Blog
About

7
views
0
recommends
+1 Recommend
0 collections
    0
    shares
      • Record: found
      • Abstract: not found
      • Article: not found

      Controlling laser-induced magnetization reversal dynamics in a rare-earth iron garnet across the magnetization compensation point

      , , ,

      Physical Review B

      American Physical Society (APS)

      Read this article at

      ScienceOpenPublisher
      Bookmark
          There is no author summary for this article yet. Authors can add summaries to their articles on ScienceOpen to make them more accessible to a non-specialist audience.

          Related collections

          Most cited references 48

          • Record: found
          • Abstract: not found
          • Article: not found

          Ultrafast spin dynamics in ferromagnetic nickel.

            Bookmark
            • Record: found
            • Abstract: found
            • Article: not found

            Ultrafast non-thermal control of magnetization by instantaneous photomagnetic pulses.

            The demand for ever-increasing density of information storage and speed of manipulation has triggered an intense search for ways to control the magnetization of a medium by means other than magnetic fields. Recent experiments on laser-induced demagnetization and spin reorientation use ultrafast lasers as a means to manipulate magnetization, accessing timescales of a picosecond or less. However, in all these cases the observed magnetic excitation is the result of optical absorption followed by a rapid temperature increase. This thermal origin of spin excitation considerably limits potential applications because the repetition frequency is limited by the cooling time. Here we demonstrate that circularly polarized femtosecond laser pulses can be used to non-thermally excite and coherently control the spin dynamics in magnets by way of the inverse Faraday effect. Such a photomagnetic interaction is instantaneous and is limited in time by the pulse width (approximately 200 fs in our experiment). Our finding thus reveals an alternative mechanism of ultrafast coherent spin control, and offers prospects for applications of ultrafast lasers in magnetic devices.
              Bookmark
              • Record: found
              • Abstract: found
              • Article: not found

              Transient ferromagnetic-like state mediating ultrafast reversal of antiferromagnetically coupled spins.

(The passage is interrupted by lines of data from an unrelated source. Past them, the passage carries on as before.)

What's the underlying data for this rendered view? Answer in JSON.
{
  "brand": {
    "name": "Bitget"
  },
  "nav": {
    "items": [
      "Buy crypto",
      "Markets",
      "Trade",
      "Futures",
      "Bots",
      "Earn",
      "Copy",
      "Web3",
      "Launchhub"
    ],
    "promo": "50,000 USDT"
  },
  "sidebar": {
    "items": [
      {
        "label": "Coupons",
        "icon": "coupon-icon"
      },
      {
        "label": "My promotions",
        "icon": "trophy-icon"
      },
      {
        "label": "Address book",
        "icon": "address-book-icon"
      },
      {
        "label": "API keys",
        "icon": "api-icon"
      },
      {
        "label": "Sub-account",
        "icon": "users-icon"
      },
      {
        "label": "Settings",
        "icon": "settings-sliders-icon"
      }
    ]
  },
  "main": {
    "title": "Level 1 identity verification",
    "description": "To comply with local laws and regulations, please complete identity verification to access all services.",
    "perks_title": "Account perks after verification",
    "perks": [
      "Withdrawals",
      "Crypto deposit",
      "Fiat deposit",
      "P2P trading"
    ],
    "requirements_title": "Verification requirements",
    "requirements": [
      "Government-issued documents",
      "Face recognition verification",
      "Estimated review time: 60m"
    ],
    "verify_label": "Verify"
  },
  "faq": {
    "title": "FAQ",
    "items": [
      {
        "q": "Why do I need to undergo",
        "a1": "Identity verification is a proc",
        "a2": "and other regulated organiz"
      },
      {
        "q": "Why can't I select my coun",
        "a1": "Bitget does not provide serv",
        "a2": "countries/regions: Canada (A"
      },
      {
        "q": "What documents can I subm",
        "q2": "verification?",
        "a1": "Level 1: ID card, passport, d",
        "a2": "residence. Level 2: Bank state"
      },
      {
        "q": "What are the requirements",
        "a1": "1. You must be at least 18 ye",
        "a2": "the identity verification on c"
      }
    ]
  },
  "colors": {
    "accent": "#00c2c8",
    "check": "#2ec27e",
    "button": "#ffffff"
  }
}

              Ferromagnetic or antiferromagnetic spin ordering is governed by the exchange interaction, the strongest force in magnetism. Understanding spin dynamics in magnetic materials is an issue of crucial importance for progress in information processing and recording technology. Usually the dynamics are studied by observing the collective response of exchange-coupled spins, that is, spin resonances, after an external perturbation by a pulse of magnetic field, current or light. The periods of the corresponding resonances range from one nanosecond for ferromagnets down to one picosecond for antiferromagnets. However, virtually nothing is known about the behaviour of spins in a magnetic material after being excited on a timescale faster than that corresponding to the exchange interaction (10-100 fs), that is, in a non-adiabatic way. Here we use the element-specific technique X-ray magnetic circular dichroism to study spin reversal in GdFeCo that is optically excited on a timescale pertinent to the characteristic time of the exchange interaction between Gd and Fe spins. We unexpectedly find that the ultrafast spin reversal in this material, where spins are coupled antiferromagnetically, occurs by way of a transient ferromagnetic-like state. Following the optical excitation, the net magnetizations of the Gd and Fe sublattices rapidly collapse, switch their direction and rebuild their net magnetic moments at substantially different timescales; the net magnetic moment of the Gd sublattice is found to reverse within 1.5 picoseconds, which is substantially slower than the Fe reversal time of 300 femtoseconds. Consequently, a transient state characterized by a temporary parallel alignment of the net Gd and Fe moments emerges, despite their ground-state antiferromagnetic coupling. These surprising observations, supported by atomistic simulations, provide a concept for the possibility of manipulating magnetic order on the timescale of the exchange interaction.
                Bookmark

                Author and article information

                Journal
                PRBMDO
                Physical Review B
                Phys. Rev. B
                American Physical Society (APS)
                2469-9950
                2469-9969
                April 2018
                April 19 2018
                : 97
                : 13
                10.1103/PhysRevB.97.134419
                © 2018

                https://link.aps.org/licenses/aps-default-license

                Product

                Comments

                Comment on this article